The Pen

Finding a “Sacred Meaning” in Anything Pagan

Harry Potter is becoming a sacred text to this generation. We know that people are hungry for answers. They are faced with life’s problems and seek wise counsel or make up their own answers. Whether they realize it or not, they are really seeking to fill a need for God. Albert Mohler describes it as “a hunger to know God” since we are made in the image of God. But in a sinful, unregenerate state, that desire to know God is distorted and filtered through the lens of whatever worldview governs our thoughts. The result is, as Paul writes in Romans 1:23, that man exchanges “the glory of the immortal God for images resembling mortal man and birds and animals and creeping things.” (ESV)

So, it should come as no surprise that people around the world are falling in love with a study of Harry Potter books as sacred. The idea is the brainchild of two college students and began as a podcast in early 2016. Each episode considers a different human emotion, or attribute through the eyes of J.K. Rowling’s creation – Harry Potter. In the first podcast episode from May 19, 2016, creators Casper ter Kuile and Vanessa Zoltan describe their concept in near-Biblical terms. They know the terms well – they are both graduates of Harvard Divinity School. Ter Kuile said he didn’t connect with what he was learning in Divinity School, but did connect to Rowling’s text. The questions and answers he found in Harry Potter were just as big as in the theology he’d been reading in school. Moreover, the text was more readily understandable than he could claim with the Bible.

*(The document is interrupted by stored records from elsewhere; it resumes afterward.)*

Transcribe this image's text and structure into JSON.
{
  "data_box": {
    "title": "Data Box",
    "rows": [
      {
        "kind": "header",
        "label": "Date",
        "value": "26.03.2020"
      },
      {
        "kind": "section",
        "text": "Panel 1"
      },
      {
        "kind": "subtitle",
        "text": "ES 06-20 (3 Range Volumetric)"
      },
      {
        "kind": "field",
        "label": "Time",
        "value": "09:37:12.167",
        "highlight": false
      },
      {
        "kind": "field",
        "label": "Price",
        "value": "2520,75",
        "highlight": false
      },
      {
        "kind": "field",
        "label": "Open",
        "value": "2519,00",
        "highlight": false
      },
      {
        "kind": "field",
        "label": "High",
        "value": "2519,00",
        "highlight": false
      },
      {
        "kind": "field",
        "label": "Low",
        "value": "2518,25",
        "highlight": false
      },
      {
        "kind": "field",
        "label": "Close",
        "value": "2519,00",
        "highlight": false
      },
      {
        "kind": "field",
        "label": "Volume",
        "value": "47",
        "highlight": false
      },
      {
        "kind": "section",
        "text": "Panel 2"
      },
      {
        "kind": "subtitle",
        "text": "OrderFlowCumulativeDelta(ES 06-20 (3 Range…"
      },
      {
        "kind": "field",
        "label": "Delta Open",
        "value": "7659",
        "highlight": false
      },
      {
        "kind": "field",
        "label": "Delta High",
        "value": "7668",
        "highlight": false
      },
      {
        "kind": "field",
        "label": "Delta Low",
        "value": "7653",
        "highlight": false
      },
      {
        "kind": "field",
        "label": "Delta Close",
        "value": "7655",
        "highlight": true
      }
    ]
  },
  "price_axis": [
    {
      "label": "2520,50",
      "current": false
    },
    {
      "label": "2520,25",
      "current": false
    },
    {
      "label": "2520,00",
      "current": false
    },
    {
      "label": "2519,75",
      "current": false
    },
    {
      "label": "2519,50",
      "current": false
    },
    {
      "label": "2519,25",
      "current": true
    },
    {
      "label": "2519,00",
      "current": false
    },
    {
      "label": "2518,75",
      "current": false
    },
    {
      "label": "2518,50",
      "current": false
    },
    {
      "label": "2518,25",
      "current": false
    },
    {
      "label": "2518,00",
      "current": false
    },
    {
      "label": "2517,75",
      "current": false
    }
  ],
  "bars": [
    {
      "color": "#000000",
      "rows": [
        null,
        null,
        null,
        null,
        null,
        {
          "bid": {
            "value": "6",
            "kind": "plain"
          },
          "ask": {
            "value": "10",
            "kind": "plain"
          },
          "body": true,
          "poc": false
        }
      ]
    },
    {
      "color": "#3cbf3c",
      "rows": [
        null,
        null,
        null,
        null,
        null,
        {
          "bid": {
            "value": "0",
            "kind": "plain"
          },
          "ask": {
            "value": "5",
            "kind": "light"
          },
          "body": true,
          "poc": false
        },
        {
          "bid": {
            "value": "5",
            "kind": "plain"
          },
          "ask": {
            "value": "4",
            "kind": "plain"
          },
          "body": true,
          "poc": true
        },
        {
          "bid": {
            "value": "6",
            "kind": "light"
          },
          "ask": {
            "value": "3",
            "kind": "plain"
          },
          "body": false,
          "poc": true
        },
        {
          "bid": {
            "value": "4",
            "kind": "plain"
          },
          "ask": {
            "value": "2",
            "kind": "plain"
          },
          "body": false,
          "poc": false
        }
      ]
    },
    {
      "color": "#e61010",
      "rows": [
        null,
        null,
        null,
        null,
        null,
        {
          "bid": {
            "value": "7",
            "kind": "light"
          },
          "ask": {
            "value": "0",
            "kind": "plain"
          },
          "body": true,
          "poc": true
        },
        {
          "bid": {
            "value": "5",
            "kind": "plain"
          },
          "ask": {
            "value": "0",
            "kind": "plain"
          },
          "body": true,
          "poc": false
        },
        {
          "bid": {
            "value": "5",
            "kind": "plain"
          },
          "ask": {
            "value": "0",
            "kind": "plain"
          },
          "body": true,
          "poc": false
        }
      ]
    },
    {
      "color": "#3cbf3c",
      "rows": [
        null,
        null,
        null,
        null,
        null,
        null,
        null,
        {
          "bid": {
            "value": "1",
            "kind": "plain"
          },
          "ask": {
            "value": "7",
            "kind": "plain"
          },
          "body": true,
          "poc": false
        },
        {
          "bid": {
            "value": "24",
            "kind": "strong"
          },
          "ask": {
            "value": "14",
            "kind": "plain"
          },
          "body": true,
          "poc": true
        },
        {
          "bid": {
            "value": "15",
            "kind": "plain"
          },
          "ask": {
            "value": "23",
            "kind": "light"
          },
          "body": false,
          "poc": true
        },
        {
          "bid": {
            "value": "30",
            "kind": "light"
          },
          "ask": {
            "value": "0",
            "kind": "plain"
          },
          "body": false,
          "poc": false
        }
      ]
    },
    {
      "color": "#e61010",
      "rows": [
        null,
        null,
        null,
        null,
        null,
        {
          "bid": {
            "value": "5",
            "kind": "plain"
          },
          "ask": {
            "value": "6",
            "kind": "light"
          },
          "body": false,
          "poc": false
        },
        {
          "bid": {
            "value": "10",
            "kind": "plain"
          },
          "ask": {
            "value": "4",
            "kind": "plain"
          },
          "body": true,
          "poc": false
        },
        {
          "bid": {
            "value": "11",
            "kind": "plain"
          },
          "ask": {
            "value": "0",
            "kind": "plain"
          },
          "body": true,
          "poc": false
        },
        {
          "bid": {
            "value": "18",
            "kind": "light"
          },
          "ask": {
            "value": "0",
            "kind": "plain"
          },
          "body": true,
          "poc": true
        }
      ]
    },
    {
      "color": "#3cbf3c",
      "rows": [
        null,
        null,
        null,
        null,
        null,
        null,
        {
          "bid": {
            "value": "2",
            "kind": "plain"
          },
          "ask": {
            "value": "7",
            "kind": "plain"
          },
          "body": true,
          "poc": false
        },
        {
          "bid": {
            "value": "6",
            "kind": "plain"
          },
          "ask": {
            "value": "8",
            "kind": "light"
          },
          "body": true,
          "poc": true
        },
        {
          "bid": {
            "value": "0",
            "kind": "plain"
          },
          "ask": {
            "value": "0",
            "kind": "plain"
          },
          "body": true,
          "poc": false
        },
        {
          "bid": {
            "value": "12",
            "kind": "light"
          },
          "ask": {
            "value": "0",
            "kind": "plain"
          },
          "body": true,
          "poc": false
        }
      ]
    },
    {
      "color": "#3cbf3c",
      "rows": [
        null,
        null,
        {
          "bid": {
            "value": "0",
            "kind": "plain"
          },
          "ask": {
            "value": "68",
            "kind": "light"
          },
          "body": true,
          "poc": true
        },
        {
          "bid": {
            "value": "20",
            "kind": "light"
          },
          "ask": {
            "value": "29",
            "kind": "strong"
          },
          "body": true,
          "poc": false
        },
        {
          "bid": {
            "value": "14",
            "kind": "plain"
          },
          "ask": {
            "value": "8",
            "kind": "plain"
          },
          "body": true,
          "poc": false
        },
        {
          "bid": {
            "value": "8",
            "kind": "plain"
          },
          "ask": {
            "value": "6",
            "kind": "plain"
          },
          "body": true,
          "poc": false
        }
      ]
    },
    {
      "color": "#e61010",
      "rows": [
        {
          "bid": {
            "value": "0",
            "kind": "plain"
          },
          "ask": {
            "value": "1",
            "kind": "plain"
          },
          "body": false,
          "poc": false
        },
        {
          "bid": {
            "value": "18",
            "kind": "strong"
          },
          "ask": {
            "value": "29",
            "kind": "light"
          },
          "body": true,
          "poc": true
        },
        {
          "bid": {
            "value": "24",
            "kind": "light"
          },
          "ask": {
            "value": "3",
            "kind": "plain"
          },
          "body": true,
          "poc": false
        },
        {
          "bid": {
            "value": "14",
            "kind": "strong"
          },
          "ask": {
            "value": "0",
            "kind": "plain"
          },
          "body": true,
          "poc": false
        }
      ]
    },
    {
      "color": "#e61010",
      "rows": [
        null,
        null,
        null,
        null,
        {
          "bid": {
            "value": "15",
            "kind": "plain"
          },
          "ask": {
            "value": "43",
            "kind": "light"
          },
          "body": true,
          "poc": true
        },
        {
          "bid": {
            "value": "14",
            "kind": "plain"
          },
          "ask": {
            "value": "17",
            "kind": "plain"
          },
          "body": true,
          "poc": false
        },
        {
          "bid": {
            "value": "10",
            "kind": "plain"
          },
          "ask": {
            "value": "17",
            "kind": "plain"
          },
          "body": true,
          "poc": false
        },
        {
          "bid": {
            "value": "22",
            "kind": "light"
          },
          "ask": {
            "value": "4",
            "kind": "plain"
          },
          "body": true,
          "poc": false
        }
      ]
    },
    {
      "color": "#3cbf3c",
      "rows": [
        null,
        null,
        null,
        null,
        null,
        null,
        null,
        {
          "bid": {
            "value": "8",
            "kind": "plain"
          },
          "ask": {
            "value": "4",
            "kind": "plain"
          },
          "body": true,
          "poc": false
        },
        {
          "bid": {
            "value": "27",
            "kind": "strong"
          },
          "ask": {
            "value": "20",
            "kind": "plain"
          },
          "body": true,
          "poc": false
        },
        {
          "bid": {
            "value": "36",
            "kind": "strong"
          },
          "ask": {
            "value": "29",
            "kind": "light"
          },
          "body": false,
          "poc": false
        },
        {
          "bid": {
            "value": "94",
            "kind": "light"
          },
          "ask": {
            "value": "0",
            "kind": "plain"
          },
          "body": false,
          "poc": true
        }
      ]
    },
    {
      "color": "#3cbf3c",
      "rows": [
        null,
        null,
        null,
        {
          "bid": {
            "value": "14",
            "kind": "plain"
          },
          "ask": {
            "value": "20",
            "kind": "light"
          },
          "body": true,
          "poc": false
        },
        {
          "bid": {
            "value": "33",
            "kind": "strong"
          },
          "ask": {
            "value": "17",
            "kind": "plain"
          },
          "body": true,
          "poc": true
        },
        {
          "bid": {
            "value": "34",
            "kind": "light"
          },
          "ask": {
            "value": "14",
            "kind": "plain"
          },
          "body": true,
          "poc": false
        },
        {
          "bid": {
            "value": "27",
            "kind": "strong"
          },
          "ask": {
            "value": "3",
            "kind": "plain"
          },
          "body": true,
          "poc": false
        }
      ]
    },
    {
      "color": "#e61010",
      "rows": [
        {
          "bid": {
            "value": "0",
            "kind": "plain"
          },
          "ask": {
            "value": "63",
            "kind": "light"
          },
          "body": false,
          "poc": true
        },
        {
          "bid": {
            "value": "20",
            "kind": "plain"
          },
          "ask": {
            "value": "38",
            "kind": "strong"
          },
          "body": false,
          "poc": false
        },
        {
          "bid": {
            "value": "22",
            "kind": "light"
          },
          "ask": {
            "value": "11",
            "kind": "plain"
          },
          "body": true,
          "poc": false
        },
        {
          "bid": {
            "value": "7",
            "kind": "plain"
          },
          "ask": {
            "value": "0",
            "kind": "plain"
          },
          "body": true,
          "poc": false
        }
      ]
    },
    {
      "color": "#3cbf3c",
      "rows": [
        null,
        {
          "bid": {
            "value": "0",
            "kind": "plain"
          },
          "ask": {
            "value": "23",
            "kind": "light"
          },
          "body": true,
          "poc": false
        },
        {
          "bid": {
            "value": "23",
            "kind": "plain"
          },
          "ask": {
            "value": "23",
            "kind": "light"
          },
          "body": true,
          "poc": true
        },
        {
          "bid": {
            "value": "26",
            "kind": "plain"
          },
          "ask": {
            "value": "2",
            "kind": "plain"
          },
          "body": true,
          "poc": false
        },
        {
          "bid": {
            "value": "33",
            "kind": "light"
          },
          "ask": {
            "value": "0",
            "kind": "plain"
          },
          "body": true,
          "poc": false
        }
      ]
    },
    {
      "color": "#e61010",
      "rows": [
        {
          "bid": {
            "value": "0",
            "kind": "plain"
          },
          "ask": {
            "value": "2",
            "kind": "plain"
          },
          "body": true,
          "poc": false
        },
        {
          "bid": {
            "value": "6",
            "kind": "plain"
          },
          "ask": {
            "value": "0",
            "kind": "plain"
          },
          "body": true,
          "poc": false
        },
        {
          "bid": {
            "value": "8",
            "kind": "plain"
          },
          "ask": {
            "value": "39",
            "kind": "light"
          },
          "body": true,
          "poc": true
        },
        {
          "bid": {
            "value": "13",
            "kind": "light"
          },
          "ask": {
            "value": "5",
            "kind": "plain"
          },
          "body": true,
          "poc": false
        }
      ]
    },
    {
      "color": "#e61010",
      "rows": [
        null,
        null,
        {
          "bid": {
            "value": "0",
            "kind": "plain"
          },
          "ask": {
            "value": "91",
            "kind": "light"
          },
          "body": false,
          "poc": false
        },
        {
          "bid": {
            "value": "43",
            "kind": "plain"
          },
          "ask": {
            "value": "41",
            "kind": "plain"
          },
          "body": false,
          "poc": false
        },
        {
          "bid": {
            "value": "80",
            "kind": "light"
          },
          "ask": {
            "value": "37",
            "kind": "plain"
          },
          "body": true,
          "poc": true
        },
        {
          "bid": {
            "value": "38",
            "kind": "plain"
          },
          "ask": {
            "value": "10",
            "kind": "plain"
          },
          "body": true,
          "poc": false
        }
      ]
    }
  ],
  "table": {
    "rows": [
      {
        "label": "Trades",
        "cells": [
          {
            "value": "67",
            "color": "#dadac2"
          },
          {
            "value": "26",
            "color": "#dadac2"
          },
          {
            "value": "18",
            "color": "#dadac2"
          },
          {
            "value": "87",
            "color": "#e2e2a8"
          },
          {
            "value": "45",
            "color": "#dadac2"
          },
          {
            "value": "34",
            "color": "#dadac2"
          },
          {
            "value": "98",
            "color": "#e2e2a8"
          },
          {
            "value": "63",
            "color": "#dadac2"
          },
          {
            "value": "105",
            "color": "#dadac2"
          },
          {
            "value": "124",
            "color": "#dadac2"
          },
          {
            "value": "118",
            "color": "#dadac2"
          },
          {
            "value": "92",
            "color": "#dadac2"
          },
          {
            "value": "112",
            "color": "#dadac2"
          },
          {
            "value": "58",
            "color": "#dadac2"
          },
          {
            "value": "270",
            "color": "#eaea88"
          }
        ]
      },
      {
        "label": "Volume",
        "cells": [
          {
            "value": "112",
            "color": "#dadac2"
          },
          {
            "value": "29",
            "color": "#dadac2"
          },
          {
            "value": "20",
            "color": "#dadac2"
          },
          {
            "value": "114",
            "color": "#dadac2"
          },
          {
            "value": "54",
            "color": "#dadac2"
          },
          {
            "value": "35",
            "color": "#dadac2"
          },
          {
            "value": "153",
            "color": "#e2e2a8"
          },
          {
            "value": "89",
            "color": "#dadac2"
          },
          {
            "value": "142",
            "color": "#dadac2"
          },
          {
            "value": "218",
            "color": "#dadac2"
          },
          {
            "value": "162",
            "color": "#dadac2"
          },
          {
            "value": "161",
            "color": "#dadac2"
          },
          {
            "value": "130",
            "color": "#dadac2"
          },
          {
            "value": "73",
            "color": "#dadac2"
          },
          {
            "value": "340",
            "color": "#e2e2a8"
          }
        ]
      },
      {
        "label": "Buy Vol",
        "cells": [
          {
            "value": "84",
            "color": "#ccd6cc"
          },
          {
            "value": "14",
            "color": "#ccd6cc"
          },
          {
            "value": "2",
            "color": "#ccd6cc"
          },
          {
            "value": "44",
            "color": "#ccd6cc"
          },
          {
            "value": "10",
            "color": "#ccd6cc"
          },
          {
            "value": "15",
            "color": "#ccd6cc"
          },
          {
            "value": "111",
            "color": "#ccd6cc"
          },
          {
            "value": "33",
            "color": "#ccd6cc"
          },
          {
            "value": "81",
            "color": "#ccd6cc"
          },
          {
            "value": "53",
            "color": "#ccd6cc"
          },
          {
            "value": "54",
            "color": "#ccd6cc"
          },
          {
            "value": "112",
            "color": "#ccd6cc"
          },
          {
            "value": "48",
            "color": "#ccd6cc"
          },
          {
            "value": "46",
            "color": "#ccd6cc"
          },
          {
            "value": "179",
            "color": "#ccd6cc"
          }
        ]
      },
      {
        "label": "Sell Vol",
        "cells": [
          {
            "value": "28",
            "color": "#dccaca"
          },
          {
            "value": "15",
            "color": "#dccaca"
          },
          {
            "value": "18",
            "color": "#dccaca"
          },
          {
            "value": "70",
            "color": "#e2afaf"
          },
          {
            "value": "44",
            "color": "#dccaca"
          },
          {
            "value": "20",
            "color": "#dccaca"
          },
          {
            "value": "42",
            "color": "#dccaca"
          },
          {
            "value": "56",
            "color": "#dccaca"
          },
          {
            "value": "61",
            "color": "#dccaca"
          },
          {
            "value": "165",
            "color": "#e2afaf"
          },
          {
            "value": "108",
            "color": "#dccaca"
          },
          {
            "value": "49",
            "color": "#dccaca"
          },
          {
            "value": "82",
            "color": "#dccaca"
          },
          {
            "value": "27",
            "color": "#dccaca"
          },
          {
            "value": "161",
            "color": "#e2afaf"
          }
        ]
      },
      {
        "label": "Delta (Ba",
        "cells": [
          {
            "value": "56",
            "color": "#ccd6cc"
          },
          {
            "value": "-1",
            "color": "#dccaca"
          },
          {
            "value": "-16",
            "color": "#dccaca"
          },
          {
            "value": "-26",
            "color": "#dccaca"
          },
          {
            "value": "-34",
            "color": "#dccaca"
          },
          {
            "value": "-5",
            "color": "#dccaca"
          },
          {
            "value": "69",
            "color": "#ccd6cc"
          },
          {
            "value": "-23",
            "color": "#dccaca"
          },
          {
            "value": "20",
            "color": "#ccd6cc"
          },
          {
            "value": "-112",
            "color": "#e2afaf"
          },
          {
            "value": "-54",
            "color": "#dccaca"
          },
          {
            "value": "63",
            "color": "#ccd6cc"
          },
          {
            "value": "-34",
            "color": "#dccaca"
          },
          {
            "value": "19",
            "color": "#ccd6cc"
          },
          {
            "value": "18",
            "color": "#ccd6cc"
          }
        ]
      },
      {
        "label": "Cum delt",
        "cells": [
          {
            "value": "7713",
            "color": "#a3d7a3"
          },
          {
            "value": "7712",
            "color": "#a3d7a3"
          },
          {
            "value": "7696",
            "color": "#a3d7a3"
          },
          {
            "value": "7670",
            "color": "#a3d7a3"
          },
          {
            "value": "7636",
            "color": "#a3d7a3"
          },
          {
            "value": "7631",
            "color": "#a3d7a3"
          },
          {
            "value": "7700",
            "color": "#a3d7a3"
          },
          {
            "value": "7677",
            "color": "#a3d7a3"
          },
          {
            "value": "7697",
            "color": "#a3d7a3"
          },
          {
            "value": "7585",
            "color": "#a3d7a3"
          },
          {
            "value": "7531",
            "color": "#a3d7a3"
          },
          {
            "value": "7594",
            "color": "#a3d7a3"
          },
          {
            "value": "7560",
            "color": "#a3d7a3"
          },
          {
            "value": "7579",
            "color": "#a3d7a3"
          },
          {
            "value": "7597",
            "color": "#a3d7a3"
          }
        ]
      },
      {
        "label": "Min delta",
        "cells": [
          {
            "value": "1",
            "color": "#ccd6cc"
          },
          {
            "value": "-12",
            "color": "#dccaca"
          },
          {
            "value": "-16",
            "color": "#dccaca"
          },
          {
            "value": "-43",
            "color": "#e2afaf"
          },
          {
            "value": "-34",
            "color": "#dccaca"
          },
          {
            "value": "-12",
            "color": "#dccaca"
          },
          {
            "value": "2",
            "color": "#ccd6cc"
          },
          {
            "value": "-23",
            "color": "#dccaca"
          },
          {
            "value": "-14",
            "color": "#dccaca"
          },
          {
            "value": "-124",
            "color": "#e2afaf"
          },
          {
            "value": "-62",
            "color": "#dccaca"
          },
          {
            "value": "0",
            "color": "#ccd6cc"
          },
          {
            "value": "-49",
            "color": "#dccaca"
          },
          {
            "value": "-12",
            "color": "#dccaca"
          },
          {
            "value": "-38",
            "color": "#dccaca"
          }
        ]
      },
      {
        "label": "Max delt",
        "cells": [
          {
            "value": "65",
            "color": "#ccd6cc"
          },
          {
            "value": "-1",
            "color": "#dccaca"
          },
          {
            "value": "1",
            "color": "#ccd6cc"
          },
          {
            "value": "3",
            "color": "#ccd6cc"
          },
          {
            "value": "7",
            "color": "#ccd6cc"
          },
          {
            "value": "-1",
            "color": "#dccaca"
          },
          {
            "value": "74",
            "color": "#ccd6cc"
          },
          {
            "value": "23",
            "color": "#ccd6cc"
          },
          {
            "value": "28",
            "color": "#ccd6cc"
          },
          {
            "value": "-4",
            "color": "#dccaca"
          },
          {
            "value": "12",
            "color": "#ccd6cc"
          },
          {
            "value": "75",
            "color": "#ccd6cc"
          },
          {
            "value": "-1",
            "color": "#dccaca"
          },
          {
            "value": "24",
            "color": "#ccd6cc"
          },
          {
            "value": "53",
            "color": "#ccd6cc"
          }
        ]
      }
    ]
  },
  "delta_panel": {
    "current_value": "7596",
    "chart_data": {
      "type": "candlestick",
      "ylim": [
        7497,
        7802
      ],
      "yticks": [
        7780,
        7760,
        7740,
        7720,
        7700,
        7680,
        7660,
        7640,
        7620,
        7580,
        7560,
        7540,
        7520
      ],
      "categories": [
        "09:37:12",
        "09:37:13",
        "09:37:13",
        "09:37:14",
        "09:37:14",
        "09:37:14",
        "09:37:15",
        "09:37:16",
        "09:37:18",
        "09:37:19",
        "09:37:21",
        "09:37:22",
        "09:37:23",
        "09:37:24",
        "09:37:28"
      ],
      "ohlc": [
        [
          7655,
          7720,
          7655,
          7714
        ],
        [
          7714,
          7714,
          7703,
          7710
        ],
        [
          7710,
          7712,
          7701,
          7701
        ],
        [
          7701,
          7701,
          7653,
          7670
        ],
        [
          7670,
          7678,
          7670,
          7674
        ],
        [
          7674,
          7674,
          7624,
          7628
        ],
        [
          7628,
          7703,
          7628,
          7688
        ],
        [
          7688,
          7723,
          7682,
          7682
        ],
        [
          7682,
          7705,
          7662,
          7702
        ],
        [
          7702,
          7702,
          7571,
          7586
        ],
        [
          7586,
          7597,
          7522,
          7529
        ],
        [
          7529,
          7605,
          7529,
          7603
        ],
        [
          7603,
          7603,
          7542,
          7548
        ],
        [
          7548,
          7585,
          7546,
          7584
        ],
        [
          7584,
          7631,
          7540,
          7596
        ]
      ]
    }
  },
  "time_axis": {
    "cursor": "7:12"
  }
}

Zoltan said, in that first episode, Harry Potter gives us “permission to see ourselves through the text” but that it takes work, dedication, and diligence to study it.

Over the course of the past year, the podcast has grown include several hosts and it has tackled such topics as compassion, loyalty, isolation, forgiveness, trust, family, and more. Each episode features a variety of resources from secular to sacred, with an emphasis on a sacred practice such as Lectio Divina, Havruta, and early writers such as St. Teresa of Avila.

If all of this sounds vaguely disturbing, well, that’s because it is. The very questions the podcast hosts ask have their answers in the Bible. Yet all their divinity school training did not provide them the tools to find these answers. More importantly, they seem to lack the very source of understanding – the Holy Spirit (1 Cor. 2:12).

But the rush to find sacred meaning in Harry Potter is an example that people are hungry for a spiritual connection. They seek spiritual answers to earthly problems. Contrary to evangelical churches that seem to provide more entertainment than enlightenment, there is a need to present Godly wisdom. Contrary to Andy Stanley’s Temple Model, people want to be sincere followers who find answers in a sacred text. Stanley is correct when he defends his “Bible tells me so” sermon by stating we are a post-Christian society. But the church of Harry Potter is evidence that shows now more than ever we need men teaching us what the Word of God truly says. The Harry Potter podcast hosts bring in every conceivable source to find answers to life’s challenges. Whether the hosts discuss Commitment (as they did last May) or try to find the meaning of human suffering (as in more recent episodes), the Bible provides a solution.

[Todd Friel explains why good and bad things happen to us in this video]

Both ter Kuile and Zoltan admit they don’t want churches to go away, but they see spirituality becoming unbundled so that we find experiential faith in a variety of ways – especially through different texts that we deem sacred.

Zoltan said,“You have to believe a text can give you blessings.”

Or, as Paul writes to his young protégé Timothy, “All Scripture is breathed out by God and profitable for teaching, for reproof, for correction, and for training in righteousness.” (2 Timothy 3:16. It sounds like Paul is saying the Bible can be the greatest source of blessing for us all.

[Guest Post by John Broom]